- _THE TASK_
Your answer should hold every line of the records below that contains the string "JSON".

- _EXERCISE DATA_
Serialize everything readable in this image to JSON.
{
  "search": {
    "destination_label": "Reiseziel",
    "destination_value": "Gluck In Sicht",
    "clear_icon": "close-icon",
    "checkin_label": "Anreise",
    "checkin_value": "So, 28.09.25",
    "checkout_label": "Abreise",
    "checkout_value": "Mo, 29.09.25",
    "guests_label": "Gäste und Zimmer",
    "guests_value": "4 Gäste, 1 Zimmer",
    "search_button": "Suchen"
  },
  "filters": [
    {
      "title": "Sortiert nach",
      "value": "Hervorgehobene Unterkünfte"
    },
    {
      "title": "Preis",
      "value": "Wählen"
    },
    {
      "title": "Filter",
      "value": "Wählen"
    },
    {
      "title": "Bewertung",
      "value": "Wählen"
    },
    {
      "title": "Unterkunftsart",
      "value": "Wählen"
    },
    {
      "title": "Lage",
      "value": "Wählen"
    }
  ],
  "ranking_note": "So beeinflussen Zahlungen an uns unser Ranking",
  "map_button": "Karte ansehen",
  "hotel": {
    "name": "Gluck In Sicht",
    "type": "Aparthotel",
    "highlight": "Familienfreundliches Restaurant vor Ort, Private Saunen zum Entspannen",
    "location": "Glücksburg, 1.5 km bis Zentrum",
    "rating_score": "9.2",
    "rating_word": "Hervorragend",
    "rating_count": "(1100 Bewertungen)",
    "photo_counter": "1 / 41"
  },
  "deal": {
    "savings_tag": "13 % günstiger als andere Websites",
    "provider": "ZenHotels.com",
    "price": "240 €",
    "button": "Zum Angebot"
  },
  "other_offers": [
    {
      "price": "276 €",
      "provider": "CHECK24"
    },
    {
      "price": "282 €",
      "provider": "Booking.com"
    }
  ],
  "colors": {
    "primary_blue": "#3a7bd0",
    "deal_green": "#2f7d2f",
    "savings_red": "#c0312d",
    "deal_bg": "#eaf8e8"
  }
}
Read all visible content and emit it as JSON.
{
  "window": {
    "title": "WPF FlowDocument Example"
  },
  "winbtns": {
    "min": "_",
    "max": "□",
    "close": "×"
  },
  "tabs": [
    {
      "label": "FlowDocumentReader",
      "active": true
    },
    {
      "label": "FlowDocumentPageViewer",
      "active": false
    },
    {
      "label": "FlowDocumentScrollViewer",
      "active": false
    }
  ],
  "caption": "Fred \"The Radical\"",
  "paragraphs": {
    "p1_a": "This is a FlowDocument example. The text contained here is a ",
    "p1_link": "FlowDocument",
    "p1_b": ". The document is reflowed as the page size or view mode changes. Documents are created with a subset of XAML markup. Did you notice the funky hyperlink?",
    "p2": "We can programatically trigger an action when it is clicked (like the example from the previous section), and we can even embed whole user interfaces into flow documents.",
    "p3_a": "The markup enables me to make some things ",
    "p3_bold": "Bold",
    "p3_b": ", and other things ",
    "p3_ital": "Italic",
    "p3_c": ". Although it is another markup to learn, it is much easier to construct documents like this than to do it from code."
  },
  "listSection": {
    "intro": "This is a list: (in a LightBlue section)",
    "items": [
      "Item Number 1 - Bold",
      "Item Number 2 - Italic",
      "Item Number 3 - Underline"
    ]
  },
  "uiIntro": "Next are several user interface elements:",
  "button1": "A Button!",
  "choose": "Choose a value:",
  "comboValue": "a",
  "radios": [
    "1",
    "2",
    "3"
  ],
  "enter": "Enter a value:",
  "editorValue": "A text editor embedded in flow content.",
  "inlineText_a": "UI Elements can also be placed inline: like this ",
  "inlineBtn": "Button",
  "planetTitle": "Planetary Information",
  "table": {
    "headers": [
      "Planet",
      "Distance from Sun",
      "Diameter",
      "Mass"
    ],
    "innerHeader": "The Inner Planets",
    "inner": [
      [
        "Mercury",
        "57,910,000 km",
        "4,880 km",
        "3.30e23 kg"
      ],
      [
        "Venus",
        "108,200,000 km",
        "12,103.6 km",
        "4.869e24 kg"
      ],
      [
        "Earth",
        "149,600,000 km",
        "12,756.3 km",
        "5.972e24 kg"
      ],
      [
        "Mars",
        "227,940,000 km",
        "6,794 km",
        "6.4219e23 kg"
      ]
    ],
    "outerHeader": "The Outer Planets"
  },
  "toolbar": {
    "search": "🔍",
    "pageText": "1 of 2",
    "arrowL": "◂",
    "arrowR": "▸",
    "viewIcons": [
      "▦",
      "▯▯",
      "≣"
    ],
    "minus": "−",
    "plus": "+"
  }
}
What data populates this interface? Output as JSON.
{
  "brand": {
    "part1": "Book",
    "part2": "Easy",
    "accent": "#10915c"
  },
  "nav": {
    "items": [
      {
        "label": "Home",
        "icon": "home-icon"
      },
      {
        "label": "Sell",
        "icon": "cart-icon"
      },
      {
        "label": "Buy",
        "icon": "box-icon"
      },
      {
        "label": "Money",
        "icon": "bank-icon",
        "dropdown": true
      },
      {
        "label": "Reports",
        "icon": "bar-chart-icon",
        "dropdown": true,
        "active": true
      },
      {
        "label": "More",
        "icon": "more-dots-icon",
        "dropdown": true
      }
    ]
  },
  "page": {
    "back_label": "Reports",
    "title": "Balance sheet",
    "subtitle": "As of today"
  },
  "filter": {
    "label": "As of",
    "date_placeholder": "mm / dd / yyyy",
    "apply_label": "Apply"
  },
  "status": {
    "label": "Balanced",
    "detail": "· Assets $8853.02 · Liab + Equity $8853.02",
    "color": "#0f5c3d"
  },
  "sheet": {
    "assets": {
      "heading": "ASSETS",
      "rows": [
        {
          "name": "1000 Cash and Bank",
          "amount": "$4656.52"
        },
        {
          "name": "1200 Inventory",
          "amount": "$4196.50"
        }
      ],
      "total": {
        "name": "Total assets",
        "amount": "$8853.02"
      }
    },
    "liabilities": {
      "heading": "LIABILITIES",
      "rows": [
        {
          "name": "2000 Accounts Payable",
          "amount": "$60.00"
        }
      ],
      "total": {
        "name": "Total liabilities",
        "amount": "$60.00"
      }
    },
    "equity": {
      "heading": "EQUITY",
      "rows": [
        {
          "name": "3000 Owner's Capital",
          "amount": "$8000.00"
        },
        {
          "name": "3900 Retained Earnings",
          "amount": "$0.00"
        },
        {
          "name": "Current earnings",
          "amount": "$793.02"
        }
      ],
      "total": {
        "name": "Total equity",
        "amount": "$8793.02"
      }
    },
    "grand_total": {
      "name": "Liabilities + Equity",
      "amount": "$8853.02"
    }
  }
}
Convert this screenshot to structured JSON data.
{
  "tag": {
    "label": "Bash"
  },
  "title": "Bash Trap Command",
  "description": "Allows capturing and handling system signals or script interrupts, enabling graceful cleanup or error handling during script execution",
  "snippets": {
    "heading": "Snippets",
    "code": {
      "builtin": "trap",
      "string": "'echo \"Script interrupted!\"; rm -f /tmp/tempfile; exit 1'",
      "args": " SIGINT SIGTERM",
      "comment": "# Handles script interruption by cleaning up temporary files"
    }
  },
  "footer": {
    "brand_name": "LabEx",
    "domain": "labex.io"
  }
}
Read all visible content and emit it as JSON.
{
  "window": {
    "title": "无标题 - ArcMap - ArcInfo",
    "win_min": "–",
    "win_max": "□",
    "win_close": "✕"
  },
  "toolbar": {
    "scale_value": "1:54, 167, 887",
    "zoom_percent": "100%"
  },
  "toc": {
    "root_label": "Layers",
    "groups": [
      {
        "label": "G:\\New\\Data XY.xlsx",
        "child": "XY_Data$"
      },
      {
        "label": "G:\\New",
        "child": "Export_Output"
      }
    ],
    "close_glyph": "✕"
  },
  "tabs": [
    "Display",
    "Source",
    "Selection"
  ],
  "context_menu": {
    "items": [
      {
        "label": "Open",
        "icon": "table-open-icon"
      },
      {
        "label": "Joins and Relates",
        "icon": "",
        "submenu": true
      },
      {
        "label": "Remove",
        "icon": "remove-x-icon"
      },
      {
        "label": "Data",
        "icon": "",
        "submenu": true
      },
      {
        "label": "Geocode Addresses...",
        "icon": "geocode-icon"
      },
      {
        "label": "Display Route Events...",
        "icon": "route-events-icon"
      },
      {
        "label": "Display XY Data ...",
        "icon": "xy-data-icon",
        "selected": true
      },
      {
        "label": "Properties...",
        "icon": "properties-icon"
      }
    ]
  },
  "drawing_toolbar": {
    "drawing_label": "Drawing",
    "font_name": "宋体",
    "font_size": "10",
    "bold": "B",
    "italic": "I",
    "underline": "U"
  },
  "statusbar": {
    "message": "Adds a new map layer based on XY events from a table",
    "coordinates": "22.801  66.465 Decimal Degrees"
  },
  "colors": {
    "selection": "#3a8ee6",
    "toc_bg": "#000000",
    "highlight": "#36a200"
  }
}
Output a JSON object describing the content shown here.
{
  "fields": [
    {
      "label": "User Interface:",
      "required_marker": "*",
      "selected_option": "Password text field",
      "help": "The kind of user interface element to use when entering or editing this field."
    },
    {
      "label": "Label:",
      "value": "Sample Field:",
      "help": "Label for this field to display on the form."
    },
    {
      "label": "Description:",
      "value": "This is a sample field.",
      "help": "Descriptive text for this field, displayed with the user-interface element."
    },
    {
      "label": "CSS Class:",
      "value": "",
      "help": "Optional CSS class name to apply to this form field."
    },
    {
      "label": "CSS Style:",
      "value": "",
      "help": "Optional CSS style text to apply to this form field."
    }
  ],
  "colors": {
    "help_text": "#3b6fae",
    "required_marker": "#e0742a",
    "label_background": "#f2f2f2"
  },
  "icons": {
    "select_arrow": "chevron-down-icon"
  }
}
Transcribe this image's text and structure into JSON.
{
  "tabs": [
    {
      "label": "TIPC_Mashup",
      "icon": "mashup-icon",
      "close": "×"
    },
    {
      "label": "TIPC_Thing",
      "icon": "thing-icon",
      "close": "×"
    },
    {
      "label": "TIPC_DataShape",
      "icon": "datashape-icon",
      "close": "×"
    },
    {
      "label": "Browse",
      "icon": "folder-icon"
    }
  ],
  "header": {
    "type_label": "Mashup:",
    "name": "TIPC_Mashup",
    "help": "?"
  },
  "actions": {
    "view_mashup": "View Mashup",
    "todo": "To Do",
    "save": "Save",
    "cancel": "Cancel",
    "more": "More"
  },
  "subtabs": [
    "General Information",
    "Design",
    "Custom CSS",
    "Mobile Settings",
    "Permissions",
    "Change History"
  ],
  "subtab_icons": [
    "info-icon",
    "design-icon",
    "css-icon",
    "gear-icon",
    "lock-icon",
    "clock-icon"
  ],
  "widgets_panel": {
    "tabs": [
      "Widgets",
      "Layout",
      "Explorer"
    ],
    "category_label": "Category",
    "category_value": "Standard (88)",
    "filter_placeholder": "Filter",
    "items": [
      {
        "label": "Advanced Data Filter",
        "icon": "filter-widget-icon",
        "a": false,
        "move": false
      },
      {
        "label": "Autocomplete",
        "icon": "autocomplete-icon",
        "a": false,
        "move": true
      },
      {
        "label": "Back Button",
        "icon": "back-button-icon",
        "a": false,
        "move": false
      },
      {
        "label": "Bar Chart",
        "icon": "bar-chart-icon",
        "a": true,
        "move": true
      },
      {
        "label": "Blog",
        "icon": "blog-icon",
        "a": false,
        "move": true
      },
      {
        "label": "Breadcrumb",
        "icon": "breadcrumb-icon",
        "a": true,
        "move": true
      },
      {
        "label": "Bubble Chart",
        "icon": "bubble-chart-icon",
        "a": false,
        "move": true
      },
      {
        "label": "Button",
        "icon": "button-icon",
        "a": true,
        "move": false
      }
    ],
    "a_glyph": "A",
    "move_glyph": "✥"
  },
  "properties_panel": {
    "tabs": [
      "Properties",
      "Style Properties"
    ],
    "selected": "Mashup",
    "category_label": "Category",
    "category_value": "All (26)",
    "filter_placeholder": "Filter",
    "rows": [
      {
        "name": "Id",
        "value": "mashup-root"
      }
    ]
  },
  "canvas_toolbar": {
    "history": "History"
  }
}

- _EXERCISE OUTPUT_
Serialize everything readable in this image to JSON.
Read all visible content and emit it as JSON.
What data populates this interface? Output as JSON.
Convert this screenshot to structured JSON data.
Read all visible content and emit it as JSON.
Output a JSON object describing the content shown here.
Transcribe this image's text and structure into JSON.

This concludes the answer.